The feature has Ernie Chan and Vince Colletta art and all the visual failings such a pairing promises. But the story’s… oddly… good?
A Silver Age Batman villain—The Signalman—returns for a bunch of themed heists. What makes it interesting is how well Signalman does against Bats. Len Wein writes; Signalman has a lot of bravado speeches, which work. Batman has a lot of descriptive speeches, which do not. Though when Batman’s just got thought balloons, it’s a little better. Especially after Signalman gets the upper hand.

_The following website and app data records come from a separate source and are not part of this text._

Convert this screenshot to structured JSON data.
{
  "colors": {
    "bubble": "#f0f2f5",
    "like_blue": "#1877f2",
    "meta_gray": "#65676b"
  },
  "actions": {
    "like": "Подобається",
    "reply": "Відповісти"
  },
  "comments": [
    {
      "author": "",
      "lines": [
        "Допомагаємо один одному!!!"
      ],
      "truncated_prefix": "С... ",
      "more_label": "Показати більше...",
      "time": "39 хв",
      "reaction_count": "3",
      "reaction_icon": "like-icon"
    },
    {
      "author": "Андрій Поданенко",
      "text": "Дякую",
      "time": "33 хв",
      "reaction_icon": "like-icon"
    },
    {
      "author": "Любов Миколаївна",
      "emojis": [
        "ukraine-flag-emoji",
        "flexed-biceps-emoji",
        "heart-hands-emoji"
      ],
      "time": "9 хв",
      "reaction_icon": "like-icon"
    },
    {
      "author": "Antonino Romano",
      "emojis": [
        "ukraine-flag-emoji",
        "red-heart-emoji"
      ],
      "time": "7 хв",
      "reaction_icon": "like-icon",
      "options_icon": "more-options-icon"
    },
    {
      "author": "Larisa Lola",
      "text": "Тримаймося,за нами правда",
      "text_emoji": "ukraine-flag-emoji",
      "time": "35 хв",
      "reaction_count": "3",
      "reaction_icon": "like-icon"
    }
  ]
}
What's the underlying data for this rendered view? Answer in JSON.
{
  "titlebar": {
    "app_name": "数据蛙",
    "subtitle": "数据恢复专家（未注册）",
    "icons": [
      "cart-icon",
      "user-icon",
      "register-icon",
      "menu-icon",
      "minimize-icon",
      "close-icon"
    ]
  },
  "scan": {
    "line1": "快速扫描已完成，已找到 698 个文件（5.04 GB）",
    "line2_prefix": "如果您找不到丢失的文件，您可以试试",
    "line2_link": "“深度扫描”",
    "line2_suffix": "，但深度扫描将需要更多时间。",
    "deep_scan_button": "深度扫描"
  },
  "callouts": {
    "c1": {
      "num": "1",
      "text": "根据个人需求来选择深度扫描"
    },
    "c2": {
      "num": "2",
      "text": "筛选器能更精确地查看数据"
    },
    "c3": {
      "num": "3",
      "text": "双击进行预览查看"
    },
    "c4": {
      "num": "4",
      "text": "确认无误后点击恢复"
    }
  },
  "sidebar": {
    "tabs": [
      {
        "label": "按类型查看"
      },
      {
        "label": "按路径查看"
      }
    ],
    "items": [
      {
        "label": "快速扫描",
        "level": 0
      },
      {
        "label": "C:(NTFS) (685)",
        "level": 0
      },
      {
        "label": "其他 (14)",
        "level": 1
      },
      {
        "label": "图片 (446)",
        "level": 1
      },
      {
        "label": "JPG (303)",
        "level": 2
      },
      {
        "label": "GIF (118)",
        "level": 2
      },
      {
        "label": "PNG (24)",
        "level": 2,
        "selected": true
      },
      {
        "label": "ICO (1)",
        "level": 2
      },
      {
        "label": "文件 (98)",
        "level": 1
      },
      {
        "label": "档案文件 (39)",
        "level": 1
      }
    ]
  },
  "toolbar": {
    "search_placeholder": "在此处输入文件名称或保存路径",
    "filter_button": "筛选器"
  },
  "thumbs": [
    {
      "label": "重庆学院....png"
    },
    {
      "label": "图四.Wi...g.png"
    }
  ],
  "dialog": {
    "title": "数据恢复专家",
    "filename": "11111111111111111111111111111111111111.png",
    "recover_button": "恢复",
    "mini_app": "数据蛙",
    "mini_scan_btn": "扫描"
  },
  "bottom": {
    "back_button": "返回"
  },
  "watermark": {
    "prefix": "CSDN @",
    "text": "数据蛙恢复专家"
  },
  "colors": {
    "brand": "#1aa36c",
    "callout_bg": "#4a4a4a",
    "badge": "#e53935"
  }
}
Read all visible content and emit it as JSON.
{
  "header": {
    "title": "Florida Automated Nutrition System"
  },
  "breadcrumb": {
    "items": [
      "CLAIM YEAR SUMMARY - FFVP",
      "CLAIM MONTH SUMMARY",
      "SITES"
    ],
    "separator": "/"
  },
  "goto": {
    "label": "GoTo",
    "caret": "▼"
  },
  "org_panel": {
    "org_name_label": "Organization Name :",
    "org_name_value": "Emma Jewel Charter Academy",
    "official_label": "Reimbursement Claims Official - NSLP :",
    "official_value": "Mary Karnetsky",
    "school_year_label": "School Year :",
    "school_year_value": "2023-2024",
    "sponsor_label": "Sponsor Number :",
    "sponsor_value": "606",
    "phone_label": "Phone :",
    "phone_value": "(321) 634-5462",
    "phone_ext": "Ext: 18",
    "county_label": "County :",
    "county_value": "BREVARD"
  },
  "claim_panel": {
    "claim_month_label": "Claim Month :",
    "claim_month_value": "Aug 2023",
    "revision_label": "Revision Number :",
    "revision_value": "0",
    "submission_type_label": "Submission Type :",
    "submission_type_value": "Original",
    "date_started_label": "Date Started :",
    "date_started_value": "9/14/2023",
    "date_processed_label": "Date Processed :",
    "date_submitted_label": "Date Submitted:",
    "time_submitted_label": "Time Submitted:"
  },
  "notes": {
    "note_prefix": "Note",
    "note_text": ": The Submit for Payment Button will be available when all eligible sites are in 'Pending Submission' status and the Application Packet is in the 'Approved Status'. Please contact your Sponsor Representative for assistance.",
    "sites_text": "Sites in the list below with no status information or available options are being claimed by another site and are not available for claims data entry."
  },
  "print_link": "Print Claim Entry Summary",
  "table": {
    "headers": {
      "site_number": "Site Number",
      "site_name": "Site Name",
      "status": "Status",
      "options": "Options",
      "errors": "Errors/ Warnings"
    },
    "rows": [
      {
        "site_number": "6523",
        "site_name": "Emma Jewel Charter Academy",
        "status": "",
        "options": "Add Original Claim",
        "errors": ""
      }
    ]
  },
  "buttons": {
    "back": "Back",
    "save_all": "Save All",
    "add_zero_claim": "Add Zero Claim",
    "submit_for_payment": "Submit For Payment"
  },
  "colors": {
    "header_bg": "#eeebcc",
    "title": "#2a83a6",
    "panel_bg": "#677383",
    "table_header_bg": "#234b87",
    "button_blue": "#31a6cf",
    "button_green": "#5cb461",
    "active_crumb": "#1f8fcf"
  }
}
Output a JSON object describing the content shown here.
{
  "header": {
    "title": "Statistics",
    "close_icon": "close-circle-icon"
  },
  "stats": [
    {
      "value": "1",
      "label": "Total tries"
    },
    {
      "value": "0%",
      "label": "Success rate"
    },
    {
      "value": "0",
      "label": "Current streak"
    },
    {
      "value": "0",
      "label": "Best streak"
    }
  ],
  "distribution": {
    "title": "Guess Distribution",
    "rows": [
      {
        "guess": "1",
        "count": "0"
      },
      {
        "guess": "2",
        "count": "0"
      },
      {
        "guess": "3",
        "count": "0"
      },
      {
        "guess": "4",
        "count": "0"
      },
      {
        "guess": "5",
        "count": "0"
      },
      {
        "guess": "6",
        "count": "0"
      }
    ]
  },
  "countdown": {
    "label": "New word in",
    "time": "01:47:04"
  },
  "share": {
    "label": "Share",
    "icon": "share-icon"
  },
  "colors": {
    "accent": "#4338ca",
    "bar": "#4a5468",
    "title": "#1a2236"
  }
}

It might just be the Silver Age feel of the story. While Chan’s pencils are still bad, they’re not failing to realize some brooding, dark knight detective Batman; they’re failing to realize Batman stopping a panic at the ballpark. There’s no heavy lifting to the art.
And Signalman’s outfit is ridiculous, so having a better artist on it wouldn’t do any good. The resolution’s disappointing, but it’s an entertaining enough read on the way there. Signalman’s just a colorful villain. He talks a decent amount of good smack.
It’s a totally fine feature against some considerable odds.
The backup’s more of the Calculator series from writer Bob Rozakis. This time he’s got Green Arrow fighting the Calculator, with Elongated Man along as cloying sidekick, and Marshall Rogers and Terry Austin on the art.
I was expecting quite a bit more from Rogers and Austin, but it’s either just okay, visually confusing, or downright bad. Not like, Chan and Colletta bad, but “someone else drew these faces on these heads, and you can tell” bad. The visually confusing parts come with the Calculator’s attack on Green Arrow (also at a ballpark, which they mention in the feature); Calculator is shooting baseball bats out of his head at Green Arrow, who’s breaking those baseball bats with baseball bats.
Rogers does a lousy job staging the superhero action. Though Rozakis’s script doesn’t explain Calculator’s plan at all, just having a plan. It’s bewildering, tiring, and disappointing. The only reason I was reading Detective this early was for Rogers’s backup; I wanted to get the whole story. Silly me.
I probably would’ve bet cash money against ever saying I liked an Ernie Chan and Vince Colletta story than a Marshall Rogers and Terry Austin, but here we are. The only star, obviously, is Wein. He knows how to write that Signalman story and does it well.